A York information-technology company has developed computerized kiosks that are being used to provide education about hepatitis to emergency workers in the Philadelphia area.
St. Andrew Development Inc., 140 Roosevelt Ave., is receiving about $150,000 from the Institute for Healthy Communities to develop the kiosks and to deploy them over the next two years, said Francis McKee, St. Andrew’s president. The Institute for Healthy Communities, which is part of the Swatara Township-based Health Alliance of Pennsylvania, promotes community wellness.
The money is coming from a $500,000 grant the institute received in September from the Pennsylvania Emergency Management Agency to encourage older emergency workers to get screened for hepatitis C, said Stefani McAuliffe, the institute’s director of development and community advancement. The kiosks will help provide that encouragement, she said.
“There is a need for more awareness of hepatitis,” McAuliffe said. “More education is needed to develop that awareness.”
Hepatitis C is a liver disease caused by the hepatitis C virus and spread through contact with the blood of an infected person.
The National Center for Infectious Diseases estimates that 3.9 million Americans are infected with the hepatitis C virus.
Most people with hepatitis C don’t show symptoms and, therefore, might not be aware that they are infected, according to the center.
By touching the screen of one of St. Andrew Development’s kiosks, users can navigate through menus of information about Hepatitis C, including risk factors, treatment and getting tested.
Information is also provided about hepatitis A and B.
The kiosks’ content, which the New York City-based American Liver Foundation provides, is available in English and in Spanish, McKee said. An Internet version of the kiosks can be found on St. Andrew Development’s Web site, www.standrew.com.
The kiosks’ intended audience is emergency workers age 45 and older. Before greater precautions were taken to protect them, emergency workers often came into contact with the blood of the people they were trying to help, McAuliffe said. If these people had hepatitis C, their blood put emergency workers at risk.
“In the past, if you didn’t come out with blood on you, people didn’t think you did your job,” McKee said.
McAuliffe said her organization wanted to work with St. Andrew Development because of the company’s past experience with using kiosks to provide health-related information. Through the Wellness Link program, for example, St. Andrew Development is working with the American Cancer Society to develop and market computerized kiosks that provide information about cancer treatment and prevention.

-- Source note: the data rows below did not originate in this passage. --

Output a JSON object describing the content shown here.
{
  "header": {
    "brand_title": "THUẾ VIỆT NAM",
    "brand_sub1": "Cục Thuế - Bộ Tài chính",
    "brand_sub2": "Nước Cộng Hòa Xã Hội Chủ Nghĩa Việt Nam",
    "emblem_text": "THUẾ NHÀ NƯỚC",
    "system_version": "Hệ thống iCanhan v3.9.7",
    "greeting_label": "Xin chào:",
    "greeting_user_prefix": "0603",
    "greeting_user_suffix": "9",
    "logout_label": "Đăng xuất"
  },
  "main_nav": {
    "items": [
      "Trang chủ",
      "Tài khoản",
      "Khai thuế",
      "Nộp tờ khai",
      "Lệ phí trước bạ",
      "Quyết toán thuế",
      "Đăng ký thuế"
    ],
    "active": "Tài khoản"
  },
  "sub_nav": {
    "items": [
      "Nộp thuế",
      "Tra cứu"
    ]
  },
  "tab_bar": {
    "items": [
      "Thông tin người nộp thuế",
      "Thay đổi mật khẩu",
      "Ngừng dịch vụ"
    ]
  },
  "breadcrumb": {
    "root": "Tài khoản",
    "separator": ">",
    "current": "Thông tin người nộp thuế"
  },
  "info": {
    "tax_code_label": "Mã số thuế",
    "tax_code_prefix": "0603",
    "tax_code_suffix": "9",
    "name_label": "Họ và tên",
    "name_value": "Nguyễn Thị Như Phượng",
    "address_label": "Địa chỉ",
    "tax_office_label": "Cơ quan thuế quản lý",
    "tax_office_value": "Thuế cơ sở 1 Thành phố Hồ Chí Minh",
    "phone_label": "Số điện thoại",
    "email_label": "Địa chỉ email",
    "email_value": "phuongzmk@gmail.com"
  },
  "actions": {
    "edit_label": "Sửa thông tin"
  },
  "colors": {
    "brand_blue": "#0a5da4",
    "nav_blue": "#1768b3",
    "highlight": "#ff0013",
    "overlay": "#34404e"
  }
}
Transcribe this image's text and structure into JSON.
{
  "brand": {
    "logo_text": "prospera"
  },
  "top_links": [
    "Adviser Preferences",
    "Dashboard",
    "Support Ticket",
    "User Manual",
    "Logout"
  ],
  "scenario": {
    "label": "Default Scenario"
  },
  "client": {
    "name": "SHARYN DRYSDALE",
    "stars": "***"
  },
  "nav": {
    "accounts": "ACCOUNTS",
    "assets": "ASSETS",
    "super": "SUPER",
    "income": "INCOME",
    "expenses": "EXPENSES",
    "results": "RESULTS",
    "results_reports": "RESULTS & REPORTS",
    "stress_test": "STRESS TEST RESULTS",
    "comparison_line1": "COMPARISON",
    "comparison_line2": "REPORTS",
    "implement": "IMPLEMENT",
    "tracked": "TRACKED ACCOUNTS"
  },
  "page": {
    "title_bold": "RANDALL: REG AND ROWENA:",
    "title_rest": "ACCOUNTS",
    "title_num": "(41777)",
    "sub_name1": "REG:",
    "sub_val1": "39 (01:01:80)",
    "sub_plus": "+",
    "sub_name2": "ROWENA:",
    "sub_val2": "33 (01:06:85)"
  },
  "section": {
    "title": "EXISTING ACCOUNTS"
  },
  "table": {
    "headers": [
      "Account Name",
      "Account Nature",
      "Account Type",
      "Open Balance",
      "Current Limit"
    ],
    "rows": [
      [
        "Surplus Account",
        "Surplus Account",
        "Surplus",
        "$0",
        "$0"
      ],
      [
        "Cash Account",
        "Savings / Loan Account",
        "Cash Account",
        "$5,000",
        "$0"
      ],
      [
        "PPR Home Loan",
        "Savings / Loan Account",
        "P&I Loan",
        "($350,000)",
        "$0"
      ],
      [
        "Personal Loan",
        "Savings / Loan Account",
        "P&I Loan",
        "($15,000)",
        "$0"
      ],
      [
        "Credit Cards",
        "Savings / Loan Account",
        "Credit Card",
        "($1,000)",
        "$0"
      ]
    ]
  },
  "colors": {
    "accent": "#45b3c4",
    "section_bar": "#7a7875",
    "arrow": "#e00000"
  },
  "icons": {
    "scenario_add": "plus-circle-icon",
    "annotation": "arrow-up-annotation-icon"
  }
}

One hepatitis kiosk has been placed at the Philadelphia Fire Department headquarters and another is at the Bucks County Fire Training School in Doylestown. Three more kiosks will soon be placed in shopping malls in Chester, Montgomery and Delaware counties, McKee said.
The kiosks are being placed in malls because malls are good places to access both emergency workers and their families, explained James Kruper, St. Andrew’s chief executive officer and chief technology officer.
“Family members need education, too,” Kruper said.
The kiosks will be rotated occasionally to hospitals, training centers, firehouses and other facilities in the Philadelphia area, McKee said. St. Andrew Development has the ability to track the usage of each kiosk, and McKee said this information would be used to decide when and where to move the kiosks. More kiosks might be deployed in the future, he added.
The Institute for Healthy Communities’ PEMA grant requires that the kiosks not be moved outside the Philadelphia area for two years, McAuliffe said. However, she added, the institute plans to seek additional funding to continue the kiosk program and expand its geographic reach after the grant period is over.
“There is certainly a need for this in other parts of the state,” McAuliffe said.